Plain and simple, Amendment 67 would bestow constitutional rights on fertilized human eggs, creating a labyrinth of medical and legal nightmares for women, hospitals and doctors. It’s a dangerous idea that even the most ardent critics of legalized abortion have worked previously to defeat.
It’s unnecessary. The U.S. Constitution already lays out human rights to: anyone born of another U.S. citizen; or someone born inside the country.
While science and medicine have helped improve the viability of infant humans by keeping prematurely born babies alive and treating a wide variety of lethal maladies, science and laymen have agreed for generations that we become “persons” at birth.
The notion that a person is created each and every time a human egg is fertilized is as nonsensical as endowing constitutional rights to female ovaries themselves or uterine cells. Studies going back decades reveal that between 50 percent to 80 percent of fertilized human eggs never implant in the uterus, becoming “spontaneous miscarriages” in the course of human nature.
Should a measure banning abortion by granting rights to fertilized eggs become law, we would invite bureaucratic government agencies to police doctor offices and the very homes of pregnant women, ensuring they are satisfactorily treating their uterine collection of cells like we demand people treat their babies.
It would mean that so-called ectopic or “tubal” pregnancies — always fatal to the embryo and easily fatal to the mother — would have to proceed, resulting in the tragic loss of countless lives. Measures like this could easily turn Colorado into a third-world country for women, where people would live in fear of problem pregnancies, which actually send women to jail for miscarriages in some countries where personhood laws exist. Doctors in places like Guatemala cannot treat ectopic pregnancies until the pregnancy ruptures, creating huge health risks for the mother.
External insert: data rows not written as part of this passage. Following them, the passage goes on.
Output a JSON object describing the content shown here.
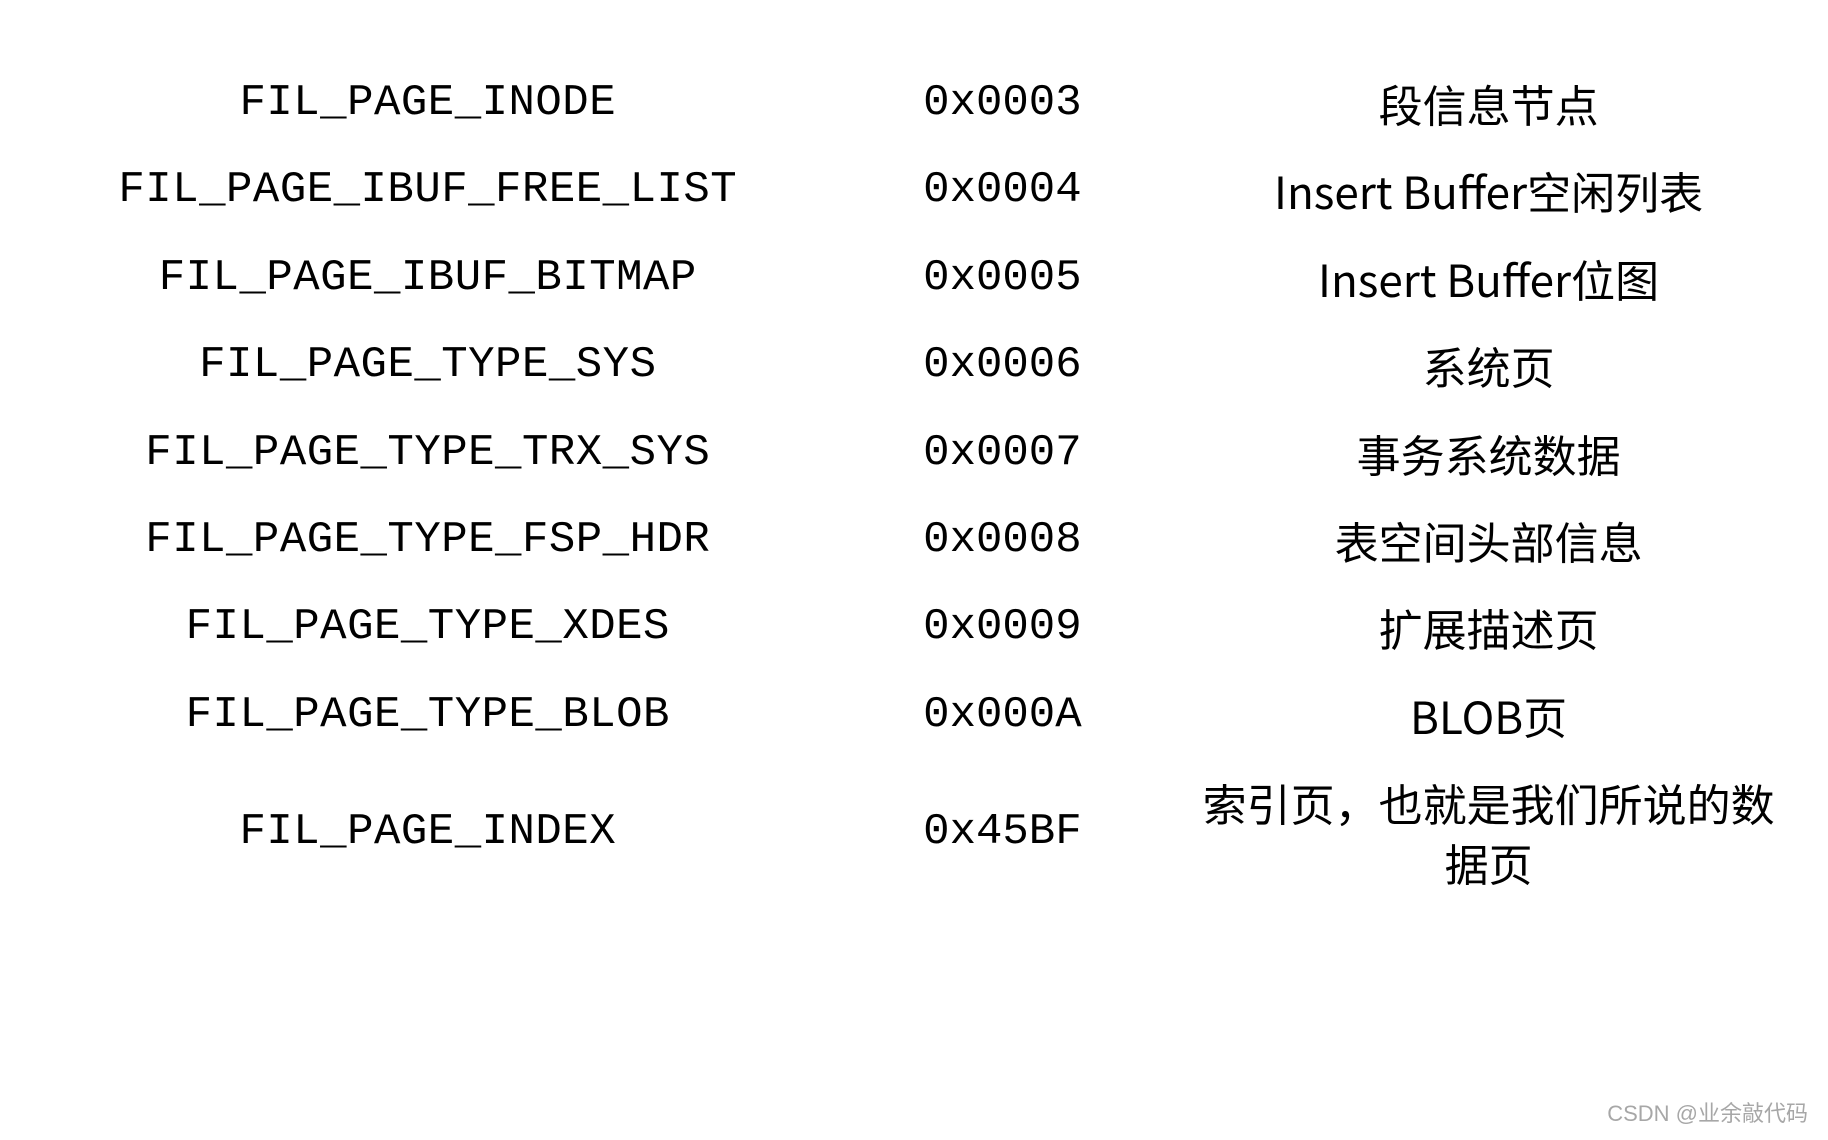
{
  "rows": [
    {
      "name": "FIL_PAGE_INODE",
      "hex": "0x0003",
      "desc": "段信息节点"
    },
    {
      "name": "FIL_PAGE_IBUF_FREE_LIST",
      "hex": "0x0004",
      "desc": "Insert Buffer空闲列表"
    },
    {
      "name": "FIL_PAGE_IBUF_BITMAP",
      "hex": "0x0005",
      "desc": "Insert Buffer位图"
    },
    {
      "name": "FIL_PAGE_TYPE_SYS",
      "hex": "0x0006",
      "desc": "系统页"
    },
    {
      "name": "FIL_PAGE_TYPE_TRX_SYS",
      "hex": "0x0007",
      "desc": "事务系统数据"
    },
    {
      "name": "FIL_PAGE_TYPE_FSP_HDR",
      "hex": "0x0008",
      "desc": "表空间头部信息"
    },
    {
      "name": "FIL_PAGE_TYPE_XDES",
      "hex": "0x0009",
      "desc": "扩展描述页"
    },
    {
      "name": "FIL_PAGE_TYPE_BLOB",
      "hex": "0x000A",
      "desc": "BLOB页"
    },
    {
      "name": "FIL_PAGE_INDEX",
      "hex": "0x45BF",
      "desc": "索引页，也就是我们所说的数据页"
    }
  ],
  "watermark": "CSDN @业余敲代码"
}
Vote “no,” again, on this repugnant and dangerous measure. Once again, this measure wastes Colorado voter’s time and proponents’ money. They can keep asking, but we won’t be fooled.